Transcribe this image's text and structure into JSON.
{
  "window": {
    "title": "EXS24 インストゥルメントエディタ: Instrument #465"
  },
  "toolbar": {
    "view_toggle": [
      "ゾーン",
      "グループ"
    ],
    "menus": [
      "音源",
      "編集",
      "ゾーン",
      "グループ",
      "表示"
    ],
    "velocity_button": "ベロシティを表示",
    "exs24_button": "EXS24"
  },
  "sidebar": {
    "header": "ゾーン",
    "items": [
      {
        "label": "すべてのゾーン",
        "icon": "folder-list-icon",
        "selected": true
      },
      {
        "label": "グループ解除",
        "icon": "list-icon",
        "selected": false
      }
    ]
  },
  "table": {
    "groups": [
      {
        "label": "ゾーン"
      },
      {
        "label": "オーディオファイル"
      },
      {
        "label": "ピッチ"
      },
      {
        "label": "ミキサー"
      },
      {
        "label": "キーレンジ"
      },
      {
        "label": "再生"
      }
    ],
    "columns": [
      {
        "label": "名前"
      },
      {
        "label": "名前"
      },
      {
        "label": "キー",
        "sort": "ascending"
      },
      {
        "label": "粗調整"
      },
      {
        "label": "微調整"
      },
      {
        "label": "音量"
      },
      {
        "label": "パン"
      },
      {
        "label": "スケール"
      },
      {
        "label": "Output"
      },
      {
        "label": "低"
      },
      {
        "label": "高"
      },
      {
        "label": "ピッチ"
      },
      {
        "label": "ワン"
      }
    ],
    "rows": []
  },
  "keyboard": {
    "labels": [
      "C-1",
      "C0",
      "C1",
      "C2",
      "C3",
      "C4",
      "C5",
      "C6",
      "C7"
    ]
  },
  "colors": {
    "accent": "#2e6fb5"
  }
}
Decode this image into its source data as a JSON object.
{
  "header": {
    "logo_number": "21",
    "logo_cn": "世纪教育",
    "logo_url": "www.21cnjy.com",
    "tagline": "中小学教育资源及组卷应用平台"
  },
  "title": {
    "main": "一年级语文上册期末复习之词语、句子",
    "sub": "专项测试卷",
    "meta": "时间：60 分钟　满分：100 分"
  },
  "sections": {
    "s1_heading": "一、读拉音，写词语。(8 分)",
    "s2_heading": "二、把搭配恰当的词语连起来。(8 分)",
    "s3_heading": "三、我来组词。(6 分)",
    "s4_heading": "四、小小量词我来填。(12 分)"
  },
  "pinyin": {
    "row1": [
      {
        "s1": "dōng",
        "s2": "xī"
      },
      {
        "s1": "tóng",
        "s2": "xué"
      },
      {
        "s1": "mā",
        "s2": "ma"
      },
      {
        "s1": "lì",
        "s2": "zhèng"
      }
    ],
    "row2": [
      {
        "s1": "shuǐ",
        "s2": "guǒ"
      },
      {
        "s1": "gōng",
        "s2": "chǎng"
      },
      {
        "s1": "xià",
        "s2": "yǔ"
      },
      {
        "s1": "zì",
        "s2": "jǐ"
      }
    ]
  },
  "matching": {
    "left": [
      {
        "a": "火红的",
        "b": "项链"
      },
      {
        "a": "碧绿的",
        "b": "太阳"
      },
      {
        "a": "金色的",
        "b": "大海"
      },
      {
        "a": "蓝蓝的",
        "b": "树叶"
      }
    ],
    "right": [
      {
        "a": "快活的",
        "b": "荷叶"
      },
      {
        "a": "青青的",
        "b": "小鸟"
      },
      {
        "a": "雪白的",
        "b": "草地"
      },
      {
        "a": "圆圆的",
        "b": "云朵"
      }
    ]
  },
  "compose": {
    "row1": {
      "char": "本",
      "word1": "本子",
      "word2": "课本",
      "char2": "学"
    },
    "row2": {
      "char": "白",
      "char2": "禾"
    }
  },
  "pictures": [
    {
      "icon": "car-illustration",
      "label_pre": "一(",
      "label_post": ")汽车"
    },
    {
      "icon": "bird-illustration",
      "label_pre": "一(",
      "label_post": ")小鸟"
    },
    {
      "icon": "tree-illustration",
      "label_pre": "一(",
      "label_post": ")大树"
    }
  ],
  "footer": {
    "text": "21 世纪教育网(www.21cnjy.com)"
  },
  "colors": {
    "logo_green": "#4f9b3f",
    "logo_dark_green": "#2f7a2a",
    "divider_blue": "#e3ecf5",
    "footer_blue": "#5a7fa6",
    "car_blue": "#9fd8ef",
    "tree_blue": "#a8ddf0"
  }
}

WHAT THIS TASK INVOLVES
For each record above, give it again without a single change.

RESPONSE TO THIS TASK
Transcribe this image's text and structure into JSON.
{
  "window": {
    "title": "EXS24 インストゥルメントエディタ: Instrument #465"
  },
  "toolbar": {
    "view_toggle": [
      "ゾーン",
      "グループ"
    ],
    "menus": [
      "音源",
      "編集",
      "ゾーン",
      "グループ",
      "表示"
    ],
    "velocity_button": "ベロシティを表示",
    "exs24_button": "EXS24"
  },
  "sidebar": {
    "header": "ゾーン",
    "items": [
      {
        "label": "すべてのゾーン",
        "icon": "folder-list-icon",
        "selected": true
      },
      {
        "label": "グループ解除",
        "icon": "list-icon",
        "selected": false
      }
    ]
  },
  "table": {
    "groups": [
      {
        "label": "ゾーン"
      },
      {
        "label": "オーディオファイル"
      },
      {
        "label": "ピッチ"
      },
      {
        "label": "ミキサー"
      },
      {
        "label": "キーレンジ"
      },
      {
        "label": "再生"
      }
    ],
    "columns": [
      {
        "label": "名前"
      },
      {
        "label": "名前"
      },
      {
        "label": "キー",
        "sort": "ascending"
      },
      {
        "label": "粗調整"
      },
      {
        "label": "微調整"
      },
      {
        "label": "音量"
      },
      {
        "label": "パン"
      },
      {
        "label": "スケール"
      },
      {
        "label": "Output"
      },
      {
        "label": "低"
      },
      {
        "label": "高"
      },
      {
        "label": "ピッチ"
      },
      {
        "label": "ワン"
      }
    ],
    "rows": []
  },
  "keyboard": {
    "labels": [
      "C-1",
      "C0",
      "C1",
      "C2",
      "C3",
      "C4",
      "C5",
      "C6",
      "C7"
    ]
  },
  "colors": {
    "accent": "#2e6fb5"
  }
}
Decode this image into its source data as a JSON object.
{
  "header": {
    "logo_number": "21",
    "logo_cn": "世纪教育",
    "logo_url": "www.21cnjy.com",
    "tagline": "中小学教育资源及组卷应用平台"
  },
  "title": {
    "main": "一年级语文上册期末复习之词语、句子",
    "sub": "专项测试卷",
    "meta": "时间：60 分钟　满分：100 分"
  },
  "sections": {
    "s1_heading": "一、读拉音，写词语。(8 分)",
    "s2_heading": "二、把搭配恰当的词语连起来。(8 分)",
    "s3_heading": "三、我来组词。(6 分)",
    "s4_heading": "四、小小量词我来填。(12 分)"
  },
  "pinyin": {
    "row1": [
      {
        "s1": "dōng",
        "s2": "xī"
      },
      {
        "s1": "tóng",
        "s2": "xué"
      },
      {
        "s1": "mā",
        "s2": "ma"
      },
      {
        "s1": "lì",
        "s2": "zhèng"
      }
    ],
    "row2": [
      {
        "s1": "shuǐ",
        "s2": "guǒ"
      },
      {
        "s1": "gōng",
        "s2": "chǎng"
      },
      {
        "s1": "xià",
        "s2": "yǔ"
      },
      {
        "s1": "zì",
        "s2": "jǐ"
      }
    ]
  },
  "matching": {
    "left": [
      {
        "a": "火红的",
        "b": "项链"
      },
      {
        "a": "碧绿的",
        "b": "太阳"
      },
      {
        "a": "金色的",
        "b": "大海"
      },
      {
        "a": "蓝蓝的",
        "b": "树叶"
      }
    ],
    "right": [
      {
        "a": "快活的",
        "b": "荷叶"
      },
      {
        "a": "青青的",
        "b": "小鸟"
      },
      {
        "a": "雪白的",
        "b": "草地"
      },
      {
        "a": "圆圆的",
        "b": "云朵"
      }
    ]
  },
  "compose": {
    "row1": {
      "char": "本",
      "word1": "本子",
      "word2": "课本",
      "char2": "学"
    },
    "row2": {
      "char": "白",
      "char2": "禾"
    }
  },
  "pictures": [
    {
      "icon": "car-illustration",
      "label_pre": "一(",
      "label_post": ")汽车"
    },
    {
      "icon": "bird-illustration",
      "label_pre": "一(",
      "label_post": ")小鸟"
    },
    {
      "icon": "tree-illustration",
      "label_pre": "一(",
      "label_post": ")大树"
    }
  ],
  "footer": {
    "text": "21 世纪教育网(www.21cnjy.com)"
  },
  "colors": {
    "logo_green": "#4f9b3f",
    "logo_dark_green": "#2f7a2a",
    "divider_blue": "#e3ecf5",
    "footer_blue": "#5a7fa6",
    "car_blue": "#9fd8ef",
    "tree_blue": "#a8ddf0"
  }
}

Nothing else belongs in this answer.